_What to produce:_ One number is the whole answer: the tally of lines in the records that include the word "this".

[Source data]
+ + + +

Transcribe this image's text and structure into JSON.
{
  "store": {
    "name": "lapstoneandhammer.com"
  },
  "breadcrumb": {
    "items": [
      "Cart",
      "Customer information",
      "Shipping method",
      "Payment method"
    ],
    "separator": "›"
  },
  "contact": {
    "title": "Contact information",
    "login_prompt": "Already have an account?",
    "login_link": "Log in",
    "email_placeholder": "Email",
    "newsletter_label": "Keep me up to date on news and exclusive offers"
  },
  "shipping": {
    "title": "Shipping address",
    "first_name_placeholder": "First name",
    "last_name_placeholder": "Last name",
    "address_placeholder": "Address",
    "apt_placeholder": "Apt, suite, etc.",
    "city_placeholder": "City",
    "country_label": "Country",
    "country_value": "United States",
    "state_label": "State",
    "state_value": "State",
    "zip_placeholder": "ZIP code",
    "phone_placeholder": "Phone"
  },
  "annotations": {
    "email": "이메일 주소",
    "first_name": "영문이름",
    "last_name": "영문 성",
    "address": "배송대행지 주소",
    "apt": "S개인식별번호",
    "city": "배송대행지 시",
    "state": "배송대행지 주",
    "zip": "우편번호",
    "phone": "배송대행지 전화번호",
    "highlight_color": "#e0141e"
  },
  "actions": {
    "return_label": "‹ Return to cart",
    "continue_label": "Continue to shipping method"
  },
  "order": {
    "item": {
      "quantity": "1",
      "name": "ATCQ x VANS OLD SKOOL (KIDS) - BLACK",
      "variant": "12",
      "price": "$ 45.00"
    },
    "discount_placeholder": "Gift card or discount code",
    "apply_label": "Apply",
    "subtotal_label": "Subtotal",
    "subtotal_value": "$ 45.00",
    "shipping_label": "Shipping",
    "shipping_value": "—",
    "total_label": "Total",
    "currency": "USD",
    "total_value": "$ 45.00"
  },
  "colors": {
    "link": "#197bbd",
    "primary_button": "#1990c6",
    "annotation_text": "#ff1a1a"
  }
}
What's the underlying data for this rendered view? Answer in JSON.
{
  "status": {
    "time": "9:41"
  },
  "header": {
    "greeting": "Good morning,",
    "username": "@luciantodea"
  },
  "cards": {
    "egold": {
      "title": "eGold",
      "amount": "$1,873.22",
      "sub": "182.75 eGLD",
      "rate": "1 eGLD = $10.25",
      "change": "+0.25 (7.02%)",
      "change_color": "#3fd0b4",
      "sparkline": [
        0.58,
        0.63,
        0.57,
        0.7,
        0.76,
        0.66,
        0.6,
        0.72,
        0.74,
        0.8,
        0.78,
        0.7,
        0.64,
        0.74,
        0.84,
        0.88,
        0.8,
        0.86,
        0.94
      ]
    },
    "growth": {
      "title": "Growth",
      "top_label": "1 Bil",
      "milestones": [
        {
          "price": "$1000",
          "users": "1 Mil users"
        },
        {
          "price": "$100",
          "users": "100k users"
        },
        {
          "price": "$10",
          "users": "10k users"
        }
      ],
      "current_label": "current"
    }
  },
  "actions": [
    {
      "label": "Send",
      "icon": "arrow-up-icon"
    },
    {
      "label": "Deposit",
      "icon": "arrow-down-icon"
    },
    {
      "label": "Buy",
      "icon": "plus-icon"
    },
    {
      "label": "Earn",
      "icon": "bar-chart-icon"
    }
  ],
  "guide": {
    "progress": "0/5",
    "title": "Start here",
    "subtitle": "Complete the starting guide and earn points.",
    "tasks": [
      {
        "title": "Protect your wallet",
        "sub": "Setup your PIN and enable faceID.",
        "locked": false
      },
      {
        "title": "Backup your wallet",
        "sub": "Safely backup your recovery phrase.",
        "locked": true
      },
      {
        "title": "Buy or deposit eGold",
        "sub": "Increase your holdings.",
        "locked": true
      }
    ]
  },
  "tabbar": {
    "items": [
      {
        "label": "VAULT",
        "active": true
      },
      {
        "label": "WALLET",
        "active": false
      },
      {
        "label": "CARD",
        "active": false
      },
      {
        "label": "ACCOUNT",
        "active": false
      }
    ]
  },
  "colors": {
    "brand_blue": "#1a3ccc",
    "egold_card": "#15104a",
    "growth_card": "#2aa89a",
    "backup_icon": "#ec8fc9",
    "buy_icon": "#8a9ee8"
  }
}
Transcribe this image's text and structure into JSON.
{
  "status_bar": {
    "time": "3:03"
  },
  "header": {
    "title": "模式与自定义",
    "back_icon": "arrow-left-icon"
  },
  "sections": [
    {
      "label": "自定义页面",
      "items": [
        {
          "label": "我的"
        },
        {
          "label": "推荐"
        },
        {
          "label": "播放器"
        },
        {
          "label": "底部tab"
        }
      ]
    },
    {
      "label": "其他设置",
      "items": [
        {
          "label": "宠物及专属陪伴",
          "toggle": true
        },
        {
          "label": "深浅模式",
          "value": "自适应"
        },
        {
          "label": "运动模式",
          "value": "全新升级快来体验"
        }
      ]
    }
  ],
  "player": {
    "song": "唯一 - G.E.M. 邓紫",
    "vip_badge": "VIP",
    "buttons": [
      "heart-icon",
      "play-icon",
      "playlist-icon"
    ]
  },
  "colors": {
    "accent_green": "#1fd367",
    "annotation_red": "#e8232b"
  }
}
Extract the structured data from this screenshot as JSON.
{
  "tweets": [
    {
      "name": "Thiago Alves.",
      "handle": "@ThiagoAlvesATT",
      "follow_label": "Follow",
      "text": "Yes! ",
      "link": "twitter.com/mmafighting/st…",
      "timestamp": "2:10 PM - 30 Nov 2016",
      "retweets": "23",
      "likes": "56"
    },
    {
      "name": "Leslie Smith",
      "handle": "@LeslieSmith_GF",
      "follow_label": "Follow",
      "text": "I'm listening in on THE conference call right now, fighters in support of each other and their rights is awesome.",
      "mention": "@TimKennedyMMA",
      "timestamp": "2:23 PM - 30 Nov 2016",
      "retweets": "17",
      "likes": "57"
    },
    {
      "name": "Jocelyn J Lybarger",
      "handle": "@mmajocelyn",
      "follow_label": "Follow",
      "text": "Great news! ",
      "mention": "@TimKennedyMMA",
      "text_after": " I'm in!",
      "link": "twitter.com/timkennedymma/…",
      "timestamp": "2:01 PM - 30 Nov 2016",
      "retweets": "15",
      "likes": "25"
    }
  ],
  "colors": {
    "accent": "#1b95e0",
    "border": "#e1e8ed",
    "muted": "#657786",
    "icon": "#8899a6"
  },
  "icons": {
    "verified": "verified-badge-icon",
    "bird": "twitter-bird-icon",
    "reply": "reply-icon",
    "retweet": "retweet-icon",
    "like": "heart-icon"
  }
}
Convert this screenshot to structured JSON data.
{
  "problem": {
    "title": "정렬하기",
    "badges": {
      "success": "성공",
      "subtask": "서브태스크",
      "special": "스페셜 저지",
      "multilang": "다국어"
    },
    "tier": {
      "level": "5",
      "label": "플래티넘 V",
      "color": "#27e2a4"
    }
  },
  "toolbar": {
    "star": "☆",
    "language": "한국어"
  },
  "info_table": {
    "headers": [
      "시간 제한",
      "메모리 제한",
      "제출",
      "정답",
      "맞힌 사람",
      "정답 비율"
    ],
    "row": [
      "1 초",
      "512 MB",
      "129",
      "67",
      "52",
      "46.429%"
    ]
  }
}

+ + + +

_Exercise solution:_ 5